Welcome to my blog. On this page you will find articles I personally write about the photography industry and my work. You will also see blogs showing the photos from many of my photo sessions.
Here it is Halloween, and there will be lots of photo opportunities for your kids and others all dressed up cute in their costumes. Parents are always taking pictures of their costumed kids. Here are some tips for getting those perfect Halloween shots.
I think it would be safe to say that the best Halloween shots will be outside at dark, which means some additional lighting will be needed. But there’s more to it than putting a flash on a camera and lighting the subject. What will result is a bright smiling face with nothing but darkness around him or her. The best shots will be when there is some ambient light coming into the photo surround the subject. You might want to see the what’s behind the subject, like a street light. In order to capture ambient light, you will need a camera that allows you to change the shutter speed.
Your average point and shoot camera will not do this, but if you have an interchangeable lens camera that allows you to set the aperture and shutter speed, you can get some great photos with natural ambient light. Here’s what you do.
You will still need that flash on your camera to light the subject. But set the camera’s shutter speed to a slower speed. You might wonder why you would do this. The trick is that a slower shutter speed will let in more natural ambient light.
The general rule is you don’t use a very low shutter speed while holding the camera in your hand or shooting a moving subject because you’ll have blur. The secret is in the flash. That flash on the subject will freeze any movement the camera detects, even when the shutter speed is open longer. The longer shutter speed will allow more ambient light to show up on that photos. The result will be a well-exposed subject from the flash with some light around the subject to create interest.
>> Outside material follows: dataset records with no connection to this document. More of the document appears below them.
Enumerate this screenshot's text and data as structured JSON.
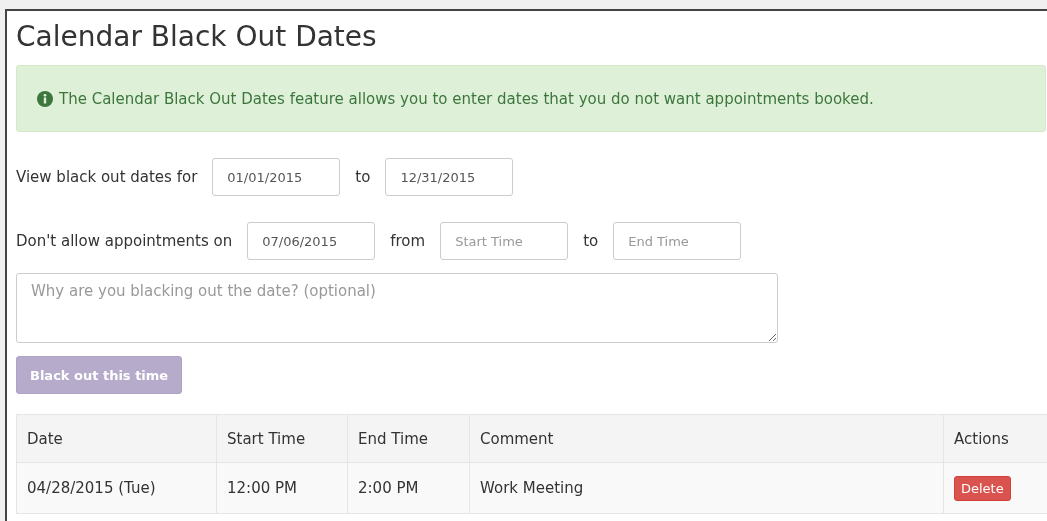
{
  "title": "Calendar Black Out Dates",
  "alert": {
    "text": "The Calendar Black Out Dates feature allows you to enter dates that you do not want appointments booked."
  },
  "view_range": {
    "label": "View black out dates for",
    "from": "01/01/2015",
    "separator": "to",
    "to": "12/31/2015"
  },
  "blackout": {
    "label": "Don't allow appointments on",
    "date": "07/06/2015",
    "from_label": "from",
    "start_placeholder": "Start Time",
    "to_label": "to",
    "end_placeholder": "End Time"
  },
  "reason": {
    "placeholder": "Why are you blacking out the date? (optional)"
  },
  "submit": {
    "label": "Black out this time",
    "disabled": true
  },
  "table": {
    "columns": [
      "Date",
      "Start Time",
      "End Time",
      "Comment",
      "Actions"
    ],
    "rows": [
      {
        "date": "04/28/2015 (Tue)",
        "start": "12:00 PM",
        "end": "2:00 PM",
        "comment": "Work Meeting",
        "action": "Delete"
      }
    ]
  }
}
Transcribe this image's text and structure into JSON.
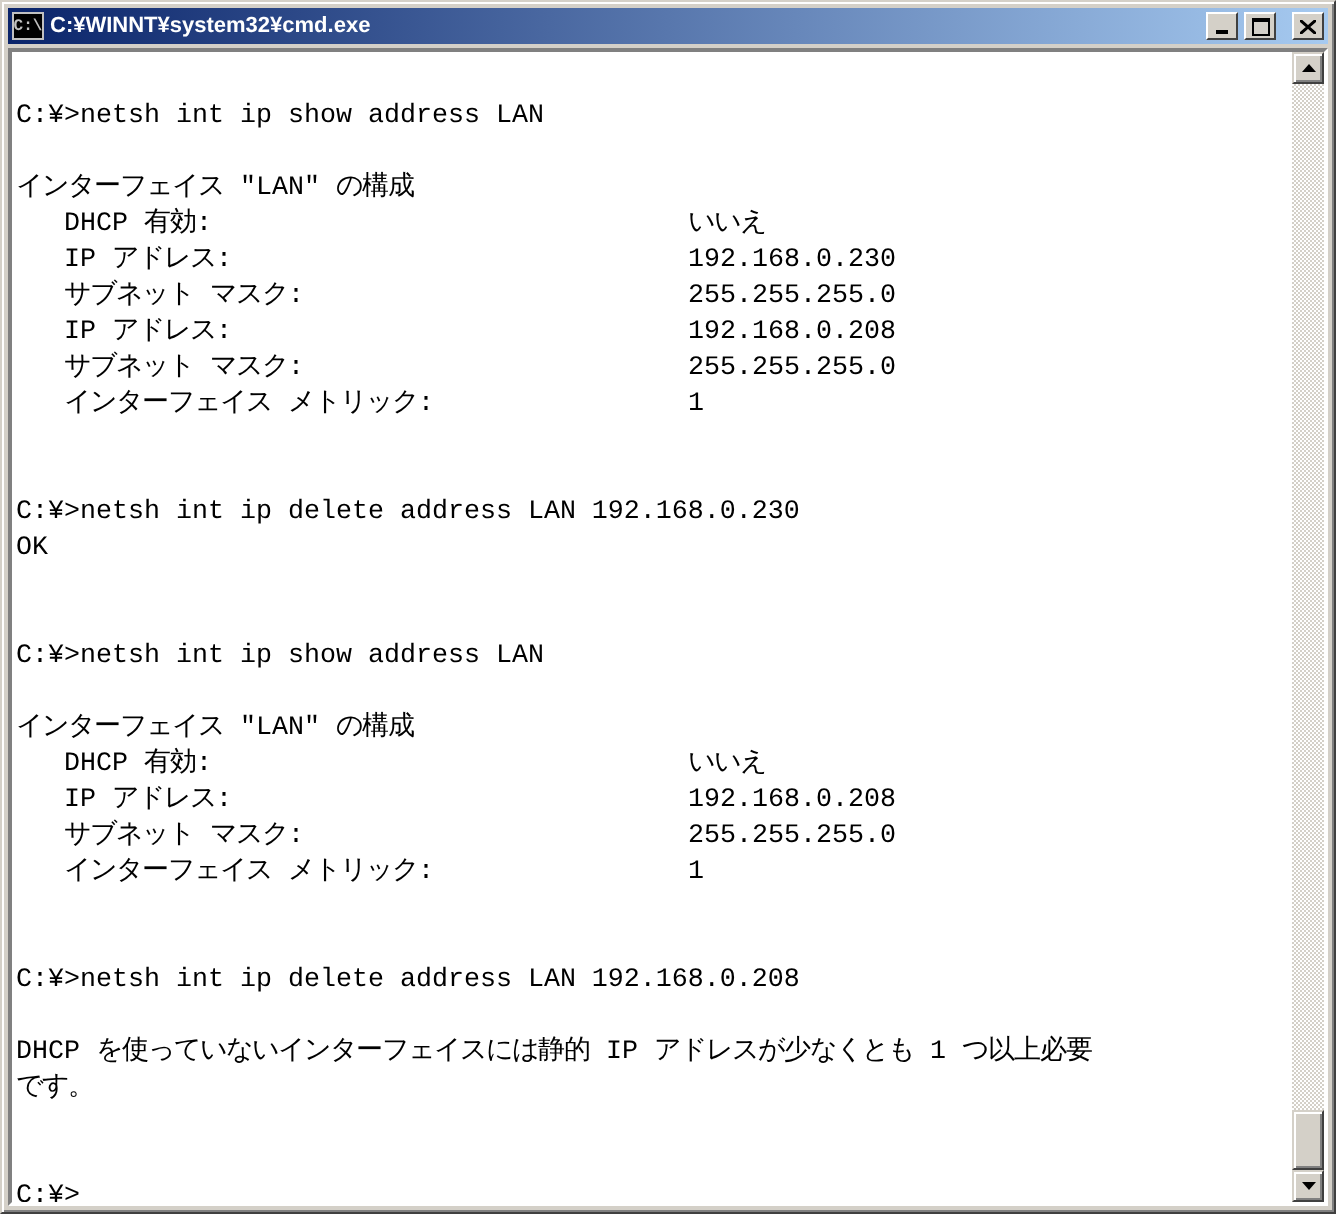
{
  "window": {
    "title": "C:¥WINNT¥system32¥cmd.exe",
    "icon_text": "C:\\"
  },
  "console": {
    "lines": [
      {
        "kind": "blank"
      },
      {
        "kind": "text",
        "text": "C:¥>netsh int ip show address LAN"
      },
      {
        "kind": "blank"
      },
      {
        "kind": "text",
        "text": "インターフェイス \"LAN\" の構成"
      },
      {
        "kind": "field",
        "label": "DHCP 有効:",
        "value": "いいえ"
      },
      {
        "kind": "field",
        "label": "IP アドレス:",
        "value": "192.168.0.230"
      },
      {
        "kind": "field",
        "label": "サブネット マスク:",
        "value": "255.255.255.0"
      },
      {
        "kind": "field",
        "label": "IP アドレス:",
        "value": "192.168.0.208"
      },
      {
        "kind": "field",
        "label": "サブネット マスク:",
        "value": "255.255.255.0"
      },
      {
        "kind": "field",
        "label": "インターフェイス メトリック:",
        "value": "1"
      },
      {
        "kind": "blank"
      },
      {
        "kind": "blank"
      },
      {
        "kind": "text",
        "text": "C:¥>netsh int ip delete address LAN 192.168.0.230"
      },
      {
        "kind": "text",
        "text": "OK"
      },
      {
        "kind": "blank"
      },
      {
        "kind": "blank"
      },
      {
        "kind": "text",
        "text": "C:¥>netsh int ip show address LAN"
      },
      {
        "kind": "blank"
      },
      {
        "kind": "text",
        "text": "インターフェイス \"LAN\" の構成"
      },
      {
        "kind": "field",
        "label": "DHCP 有効:",
        "value": "いいえ"
      },
      {
        "kind": "field",
        "label": "IP アドレス:",
        "value": "192.168.0.208"
      },
      {
        "kind": "field",
        "label": "サブネット マスク:",
        "value": "255.255.255.0"
      },
      {
        "kind": "field",
        "label": "インターフェイス メトリック:",
        "value": "1"
      },
      {
        "kind": "blank"
      },
      {
        "kind": "blank"
      },
      {
        "kind": "text",
        "text": "C:¥>netsh int ip delete address LAN 192.168.0.208"
      },
      {
        "kind": "blank"
      },
      {
        "kind": "text",
        "text": "DHCP を使っていないインターフェイスには静的 IP アドレスが少なくとも 1 つ以上必要です。"
      },
      {
        "kind": "blank"
      },
      {
        "kind": "blank"
      },
      {
        "kind": "text",
        "text": "C:¥>"
      }
    ]
  }
}
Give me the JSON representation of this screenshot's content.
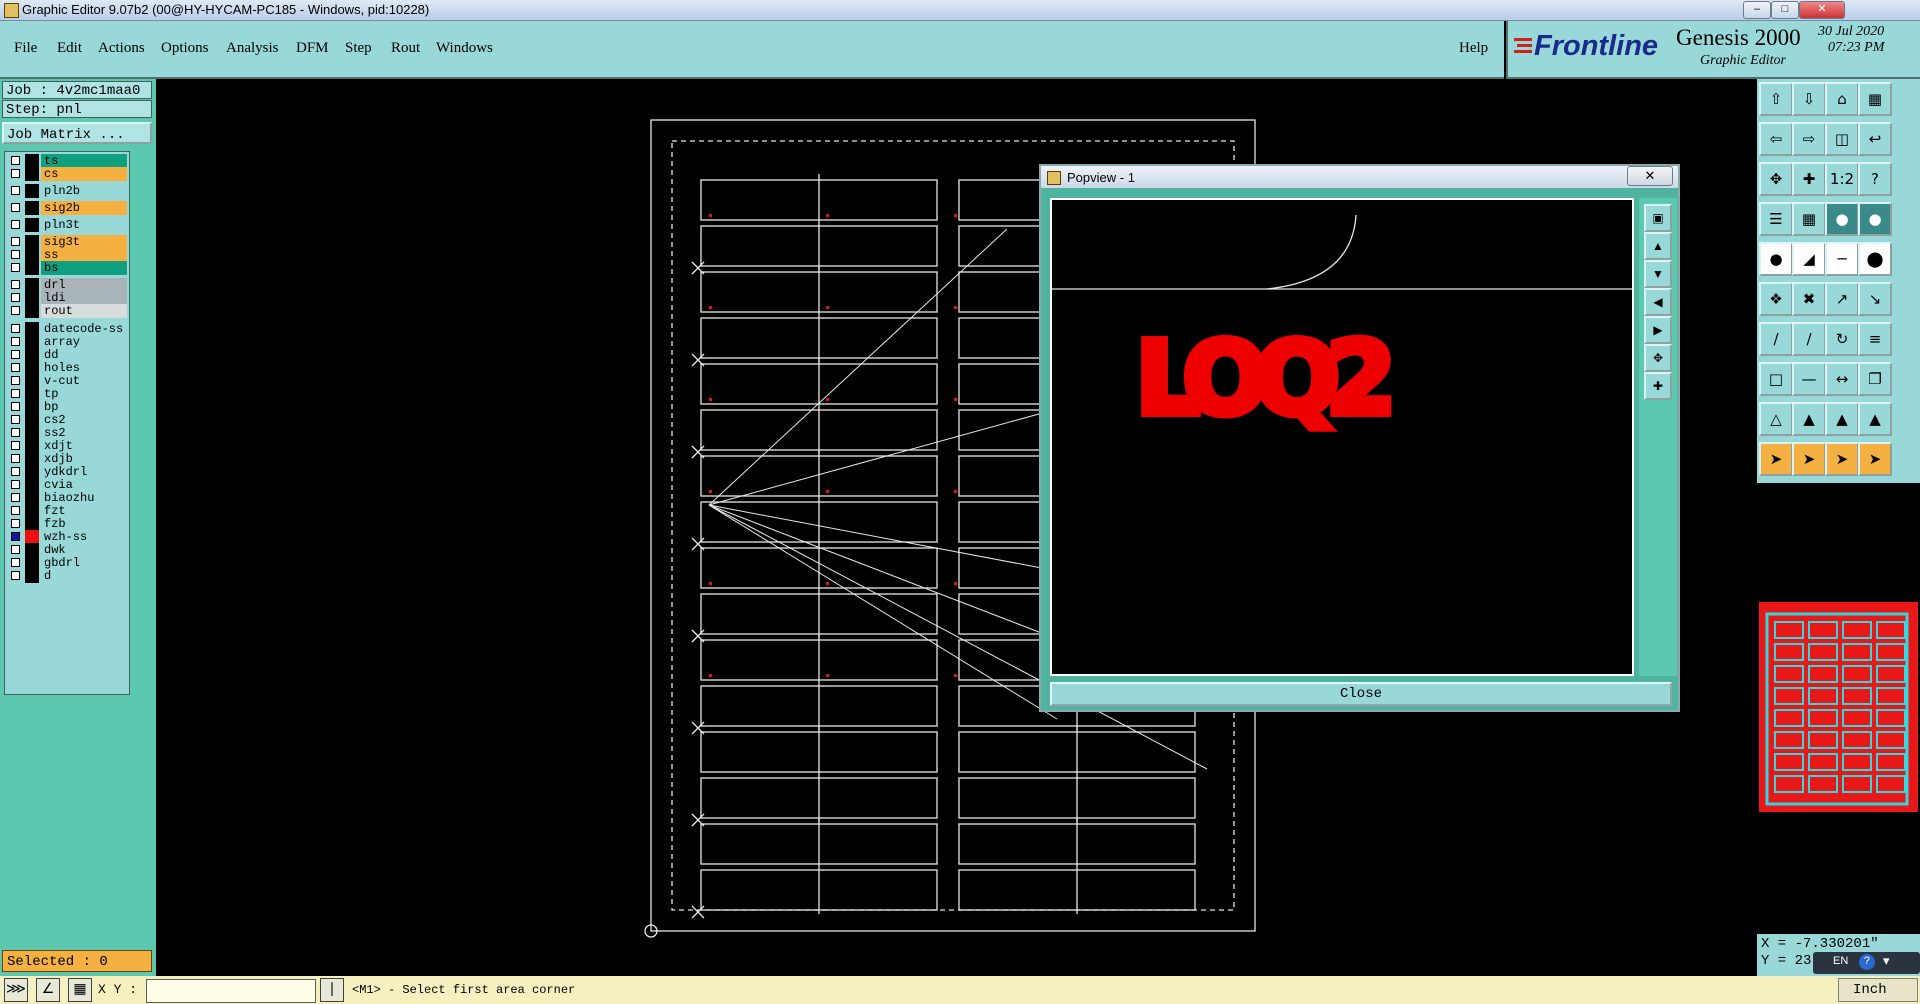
{
  "window": {
    "title": "Graphic Editor 9.07b2 (00@HY-HYCAM-PC185 - Windows, pid:10228)"
  },
  "menu": [
    "File",
    "Edit",
    "Actions",
    "Options",
    "Analysis",
    "DFM",
    "Step",
    "Rout",
    "Windows"
  ],
  "help": "Help",
  "brand": {
    "logo": "Frontline",
    "product": "Genesis 2000",
    "subtitle": "Graphic Editor",
    "date": "30 Jul 2020",
    "time": "07:23 PM"
  },
  "job": {
    "job_label": "Job : 4v2mc1maa0",
    "step_label": "Step: pnl",
    "matrix_button": "Job Matrix ..."
  },
  "layers": [
    {
      "name": "ts",
      "color": "#10a080"
    },
    {
      "name": "cs",
      "color": "#f4b040"
    },
    {
      "name": "pln2b",
      "color": "#98d8d8"
    },
    {
      "name": "sig2b",
      "color": "#f4b040"
    },
    {
      "name": "pln3t",
      "color": "#98d8d8"
    },
    {
      "name": "sig3t",
      "color": "#f4b040"
    },
    {
      "name": "ss",
      "color": "#f4b040"
    },
    {
      "name": "bs",
      "color": "#10a080"
    },
    {
      "name": "drl",
      "color": "#a8b4b8"
    },
    {
      "name": "ldi",
      "color": "#a8b4b8"
    },
    {
      "name": "rout",
      "color": "#d8dcdc"
    },
    {
      "name": "datecode-ss",
      "color": "#98d8d8"
    },
    {
      "name": "array",
      "color": "#98d8d8"
    },
    {
      "name": "dd",
      "color": "#98d8d8"
    },
    {
      "name": "holes",
      "color": "#98d8d8"
    },
    {
      "name": "v-cut",
      "color": "#98d8d8"
    },
    {
      "name": "tp",
      "color": "#98d8d8"
    },
    {
      "name": "bp",
      "color": "#98d8d8"
    },
    {
      "name": "cs2",
      "color": "#98d8d8"
    },
    {
      "name": "ss2",
      "color": "#98d8d8"
    },
    {
      "name": "xdjt",
      "color": "#98d8d8"
    },
    {
      "name": "xdjb",
      "color": "#98d8d8"
    },
    {
      "name": "ydkdrl",
      "color": "#98d8d8"
    },
    {
      "name": "cvia",
      "color": "#98d8d8"
    },
    {
      "name": "biaozhu",
      "color": "#98d8d8"
    },
    {
      "name": "fzt",
      "color": "#98d8d8"
    },
    {
      "name": "fzb",
      "color": "#98d8d8"
    },
    {
      "name": "wzh-ss",
      "color": "#98d8d8",
      "active": true
    },
    {
      "name": "dwk",
      "color": "#98d8d8"
    },
    {
      "name": "gbdrl",
      "color": "#98d8d8"
    },
    {
      "name": "d",
      "color": "#98d8d8"
    }
  ],
  "selected": "Selected : 0",
  "status": {
    "xy_label": "X Y :",
    "xy_value": "",
    "prompt": "<M1> - Select first area corner",
    "units": "Inch"
  },
  "coords": {
    "x": "X = -7.330201\"",
    "y": "Y = 23"
  },
  "tray": {
    "lang": "EN"
  },
  "popview": {
    "title": "Popview - 1",
    "close_label": "Close",
    "text_feature": "LOQ2"
  }
}
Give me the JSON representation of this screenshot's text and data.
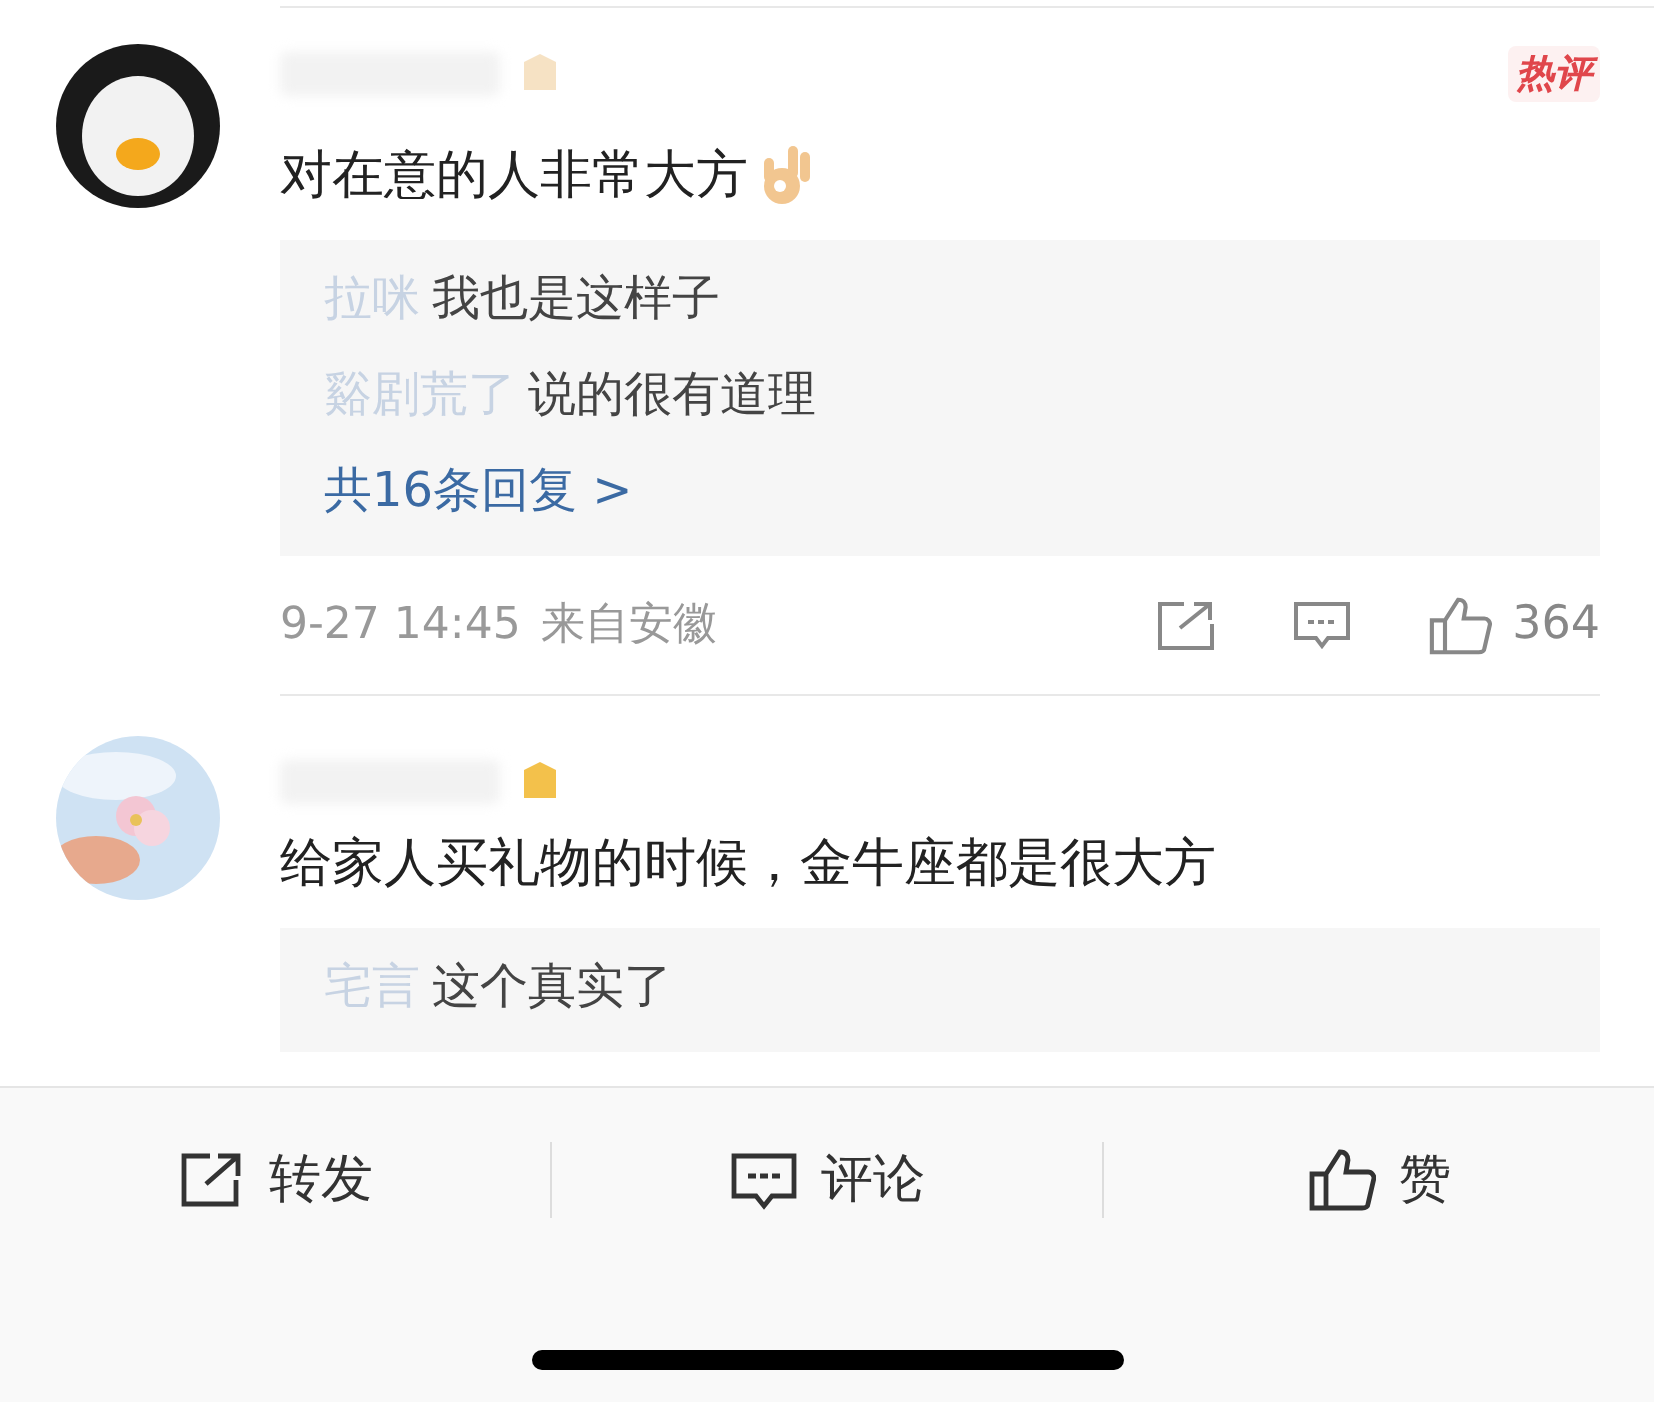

You may need to practice or experiment with your settings to make sure you got it right, but if you try this I think you’ll be much happier with your Halloween shots. You will avoid those “deer in the headlight” shots with the subject very bright and surrounded by darkness.